However, there is another option. Though little publicized, rolling admissions give students the flexibility to apply to college within a wider window of time. Although the most highly selective colleges don’t offer rolling admissions, just under a third of nationally ranked universities do. You can find out on their websites.
Here are five benefits of applying to colleges using rolling admissions:
Time to conduct a meaningful college search. A purposeful college search can take time. Even students who have not spent their junior year researching and visiting colleges can undergo an intensive search during their senior year. Rolling admissions can take the pressure off of rushing to make decisions, and allow students more time to apply to colleges that fit their needs.
Time to take one more test. If students are aiming for a certain test score or have delayed taking standardized tests until their senior year, delaying applications to December or even January allows students to squeeze in just one more test session.
Breathing room for teachers and counselors. Early fall is a busy time for counselors and teachers who are writing letters of recommendation. Applying to a rolling admissions institution sometime after November 1 allows more time for teachers and counselors to craft a meaningful letter of recommendation.
Faster turnaround time for admissions decisions. One of the advantages to rolling admissions is that applications are typically evaluated on a first-come, first-served basis. This means that students can receive a decision as early as two to four weeks after submitting their application. Some rolling admissions institutions even have an acceptance policy where students with a minimum GPA and standardized test score are automatically accepted to the college. Note, however, that this response time increases during the busy application season.
A fallback option. Colleges that offer rolling admissions can be less selective than those that offer strict deadlines like early action. Students may use a rolling admissions institution as a second choice, or as option in addition to early action or regular decision institutions where admission may be a stretch. Rolling admissions institutions should not be thought of as a last resort, though, as many excellent institutions offer this option.
For students who choose the rolling admissions route, here's some advice for filling out your application:

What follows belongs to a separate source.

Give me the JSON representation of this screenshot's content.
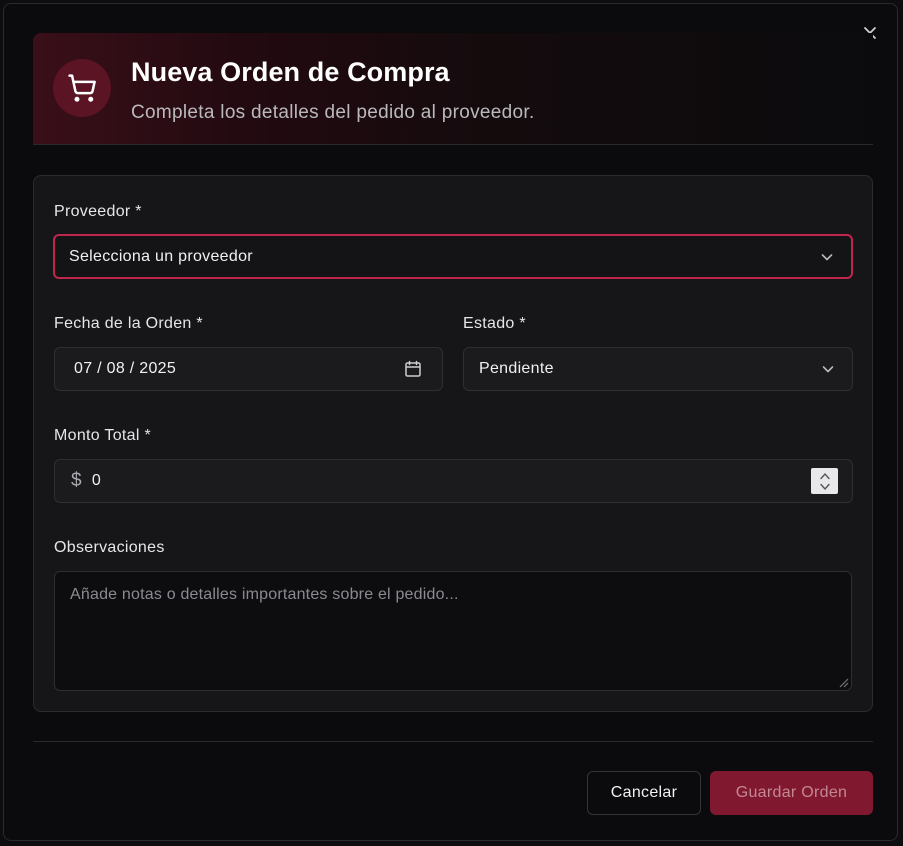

- Watch for priority deadlines. Many institutions with rolling admissions deadlines will promote a “priority deadline.” This can mean different things for different colleges, but typically, by meeting a priority deadline, students will receive their response by a certain date or they may have a higher chance of admission.
- Provide as much information as possible. The evaluation process on rolling admissions applications may happen immediately after the application is submitted, so students should make sure they are submitting a complete application, including anything that the college is asking for, including transcripts, test scores, a current course schedule, letters of recommendation, and other materials.

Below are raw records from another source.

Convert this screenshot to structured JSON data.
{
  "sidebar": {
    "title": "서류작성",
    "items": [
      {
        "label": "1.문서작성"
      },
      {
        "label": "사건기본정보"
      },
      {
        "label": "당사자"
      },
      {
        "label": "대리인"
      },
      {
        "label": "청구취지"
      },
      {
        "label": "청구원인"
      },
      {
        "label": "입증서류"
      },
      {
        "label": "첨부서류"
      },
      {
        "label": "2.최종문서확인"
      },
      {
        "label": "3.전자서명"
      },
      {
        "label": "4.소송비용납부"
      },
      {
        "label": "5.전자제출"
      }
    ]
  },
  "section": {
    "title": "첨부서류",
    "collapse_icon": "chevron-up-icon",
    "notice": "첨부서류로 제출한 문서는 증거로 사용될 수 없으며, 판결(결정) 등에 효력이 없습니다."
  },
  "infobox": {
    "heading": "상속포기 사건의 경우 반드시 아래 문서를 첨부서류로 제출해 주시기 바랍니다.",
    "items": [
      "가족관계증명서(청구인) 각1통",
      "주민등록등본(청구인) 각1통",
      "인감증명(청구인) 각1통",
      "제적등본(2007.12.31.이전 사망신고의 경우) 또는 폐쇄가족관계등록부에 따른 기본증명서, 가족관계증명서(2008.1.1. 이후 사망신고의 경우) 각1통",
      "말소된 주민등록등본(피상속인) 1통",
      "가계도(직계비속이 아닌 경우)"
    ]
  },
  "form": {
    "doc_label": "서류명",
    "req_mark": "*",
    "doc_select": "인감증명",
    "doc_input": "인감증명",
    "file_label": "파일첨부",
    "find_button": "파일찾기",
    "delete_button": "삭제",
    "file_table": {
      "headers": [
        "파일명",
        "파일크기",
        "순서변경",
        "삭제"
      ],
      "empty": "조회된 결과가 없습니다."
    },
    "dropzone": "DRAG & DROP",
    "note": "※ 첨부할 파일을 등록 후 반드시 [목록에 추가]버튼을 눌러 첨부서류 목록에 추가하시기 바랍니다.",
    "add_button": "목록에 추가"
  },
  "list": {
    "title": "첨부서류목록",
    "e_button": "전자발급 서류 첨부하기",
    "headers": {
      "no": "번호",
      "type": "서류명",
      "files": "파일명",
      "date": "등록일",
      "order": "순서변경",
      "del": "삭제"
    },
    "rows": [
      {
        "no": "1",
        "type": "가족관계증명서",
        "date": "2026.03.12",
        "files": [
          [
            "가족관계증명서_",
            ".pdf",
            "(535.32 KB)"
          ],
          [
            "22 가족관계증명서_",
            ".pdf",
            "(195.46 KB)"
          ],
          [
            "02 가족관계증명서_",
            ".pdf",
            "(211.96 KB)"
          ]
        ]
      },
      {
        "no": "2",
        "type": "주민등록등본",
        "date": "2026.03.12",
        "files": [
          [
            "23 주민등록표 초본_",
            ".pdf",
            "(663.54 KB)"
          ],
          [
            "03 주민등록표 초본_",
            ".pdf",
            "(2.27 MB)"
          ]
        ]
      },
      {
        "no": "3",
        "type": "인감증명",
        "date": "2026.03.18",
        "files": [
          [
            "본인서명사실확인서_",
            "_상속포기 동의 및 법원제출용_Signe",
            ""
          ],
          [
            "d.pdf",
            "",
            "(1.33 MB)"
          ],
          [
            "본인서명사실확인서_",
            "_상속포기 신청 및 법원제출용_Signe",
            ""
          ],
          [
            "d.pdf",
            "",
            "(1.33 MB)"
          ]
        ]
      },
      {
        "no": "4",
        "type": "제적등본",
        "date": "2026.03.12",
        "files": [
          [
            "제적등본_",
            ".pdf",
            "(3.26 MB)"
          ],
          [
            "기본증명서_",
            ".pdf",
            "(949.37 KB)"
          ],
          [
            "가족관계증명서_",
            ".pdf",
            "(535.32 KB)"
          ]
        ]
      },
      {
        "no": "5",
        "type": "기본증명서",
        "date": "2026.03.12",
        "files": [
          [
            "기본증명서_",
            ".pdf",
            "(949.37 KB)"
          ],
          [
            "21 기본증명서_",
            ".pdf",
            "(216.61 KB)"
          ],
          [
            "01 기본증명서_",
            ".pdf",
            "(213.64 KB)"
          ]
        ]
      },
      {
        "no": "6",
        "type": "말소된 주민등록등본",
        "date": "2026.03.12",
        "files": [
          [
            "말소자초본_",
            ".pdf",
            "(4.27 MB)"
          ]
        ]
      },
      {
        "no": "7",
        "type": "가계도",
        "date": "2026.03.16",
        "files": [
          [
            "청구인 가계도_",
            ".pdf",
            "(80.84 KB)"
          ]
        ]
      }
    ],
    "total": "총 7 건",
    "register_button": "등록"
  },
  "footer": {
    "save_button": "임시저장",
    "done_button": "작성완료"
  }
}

- Submit the FAFSA early. This year, the Free Application for Federal Student Aid (FAFSA) became available for submission as early as October 1, rather than January 1. The new timing allows families to receive financial aid letters earlier in the college planning process. Students should be ready to submit the FAFSA soon after (or before) receiving a decision letter from their college so they can make an informed financial decision as well as address any issues or questions that may arise related to financial aid.
Kim Oppelt is education and outreach manager for Hobsons, the company behind Naviance and other college-related services. She has also written for us on “5 Smart Reasons to Consider a Gap Year Before College.”